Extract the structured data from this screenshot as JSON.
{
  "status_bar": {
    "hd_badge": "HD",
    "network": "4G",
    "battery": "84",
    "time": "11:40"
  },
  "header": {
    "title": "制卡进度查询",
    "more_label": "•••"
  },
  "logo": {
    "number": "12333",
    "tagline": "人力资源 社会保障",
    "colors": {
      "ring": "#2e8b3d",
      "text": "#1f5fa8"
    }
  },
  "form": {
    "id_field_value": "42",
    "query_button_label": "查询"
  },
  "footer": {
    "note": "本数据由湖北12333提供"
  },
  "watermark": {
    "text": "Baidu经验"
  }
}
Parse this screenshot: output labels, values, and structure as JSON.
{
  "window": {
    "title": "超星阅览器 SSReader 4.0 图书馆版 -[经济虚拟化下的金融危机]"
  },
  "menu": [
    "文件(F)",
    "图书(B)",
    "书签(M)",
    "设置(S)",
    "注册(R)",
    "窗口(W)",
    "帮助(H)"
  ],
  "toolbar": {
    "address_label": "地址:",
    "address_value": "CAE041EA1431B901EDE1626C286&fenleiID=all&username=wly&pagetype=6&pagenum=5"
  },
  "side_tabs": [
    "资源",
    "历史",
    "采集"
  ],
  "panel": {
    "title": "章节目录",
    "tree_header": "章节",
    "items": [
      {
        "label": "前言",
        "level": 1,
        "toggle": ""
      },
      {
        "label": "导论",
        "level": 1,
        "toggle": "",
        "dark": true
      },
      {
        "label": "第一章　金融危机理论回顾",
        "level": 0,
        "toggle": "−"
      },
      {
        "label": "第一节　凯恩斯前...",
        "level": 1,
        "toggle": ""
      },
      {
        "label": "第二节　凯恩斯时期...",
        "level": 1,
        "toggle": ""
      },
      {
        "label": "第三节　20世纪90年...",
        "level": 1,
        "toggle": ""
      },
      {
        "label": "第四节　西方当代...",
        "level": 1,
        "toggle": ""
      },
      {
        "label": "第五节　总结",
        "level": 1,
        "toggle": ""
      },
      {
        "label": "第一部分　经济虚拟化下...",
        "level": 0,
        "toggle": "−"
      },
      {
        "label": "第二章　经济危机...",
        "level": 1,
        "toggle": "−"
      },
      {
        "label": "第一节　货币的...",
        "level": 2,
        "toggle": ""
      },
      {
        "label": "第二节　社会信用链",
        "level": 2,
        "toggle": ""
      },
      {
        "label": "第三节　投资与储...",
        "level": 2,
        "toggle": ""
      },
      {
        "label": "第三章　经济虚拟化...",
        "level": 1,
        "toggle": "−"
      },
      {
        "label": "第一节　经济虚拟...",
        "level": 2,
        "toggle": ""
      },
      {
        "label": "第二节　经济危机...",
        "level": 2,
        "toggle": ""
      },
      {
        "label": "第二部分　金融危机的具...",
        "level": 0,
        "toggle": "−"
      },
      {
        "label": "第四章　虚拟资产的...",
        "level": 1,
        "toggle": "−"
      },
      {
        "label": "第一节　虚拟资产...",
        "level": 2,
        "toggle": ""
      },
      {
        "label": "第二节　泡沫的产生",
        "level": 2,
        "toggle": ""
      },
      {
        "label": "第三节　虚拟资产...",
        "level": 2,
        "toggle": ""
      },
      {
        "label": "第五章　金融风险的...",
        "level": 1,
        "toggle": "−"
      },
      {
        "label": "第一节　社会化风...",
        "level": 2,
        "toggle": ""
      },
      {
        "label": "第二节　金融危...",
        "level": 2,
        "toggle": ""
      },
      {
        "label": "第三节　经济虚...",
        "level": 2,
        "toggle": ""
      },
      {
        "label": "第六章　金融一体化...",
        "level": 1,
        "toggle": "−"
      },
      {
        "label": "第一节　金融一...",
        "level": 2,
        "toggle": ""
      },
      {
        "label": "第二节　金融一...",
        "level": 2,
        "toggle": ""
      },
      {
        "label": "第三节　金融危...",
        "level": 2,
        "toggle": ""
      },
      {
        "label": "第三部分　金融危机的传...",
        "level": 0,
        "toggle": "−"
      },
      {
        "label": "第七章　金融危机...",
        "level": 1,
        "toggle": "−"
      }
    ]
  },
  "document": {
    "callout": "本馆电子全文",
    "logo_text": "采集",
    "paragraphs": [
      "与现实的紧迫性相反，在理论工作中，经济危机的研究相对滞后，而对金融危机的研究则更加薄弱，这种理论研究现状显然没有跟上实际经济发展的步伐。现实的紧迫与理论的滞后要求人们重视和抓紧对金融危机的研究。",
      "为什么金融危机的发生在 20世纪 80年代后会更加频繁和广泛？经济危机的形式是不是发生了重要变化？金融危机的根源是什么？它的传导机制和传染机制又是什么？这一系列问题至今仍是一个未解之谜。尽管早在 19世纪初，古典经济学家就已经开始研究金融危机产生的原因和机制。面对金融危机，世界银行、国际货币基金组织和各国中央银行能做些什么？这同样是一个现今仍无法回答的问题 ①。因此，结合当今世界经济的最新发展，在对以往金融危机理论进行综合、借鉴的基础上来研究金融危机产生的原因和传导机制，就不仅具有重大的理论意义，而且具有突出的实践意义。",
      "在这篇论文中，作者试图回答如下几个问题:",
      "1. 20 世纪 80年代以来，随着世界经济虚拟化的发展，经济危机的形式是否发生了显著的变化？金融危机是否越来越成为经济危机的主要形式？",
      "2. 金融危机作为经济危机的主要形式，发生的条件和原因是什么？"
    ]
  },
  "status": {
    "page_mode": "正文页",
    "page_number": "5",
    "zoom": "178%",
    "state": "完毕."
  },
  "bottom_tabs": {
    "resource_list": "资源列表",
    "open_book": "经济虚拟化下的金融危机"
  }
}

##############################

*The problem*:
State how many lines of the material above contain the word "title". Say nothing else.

*Exercise solution*:
3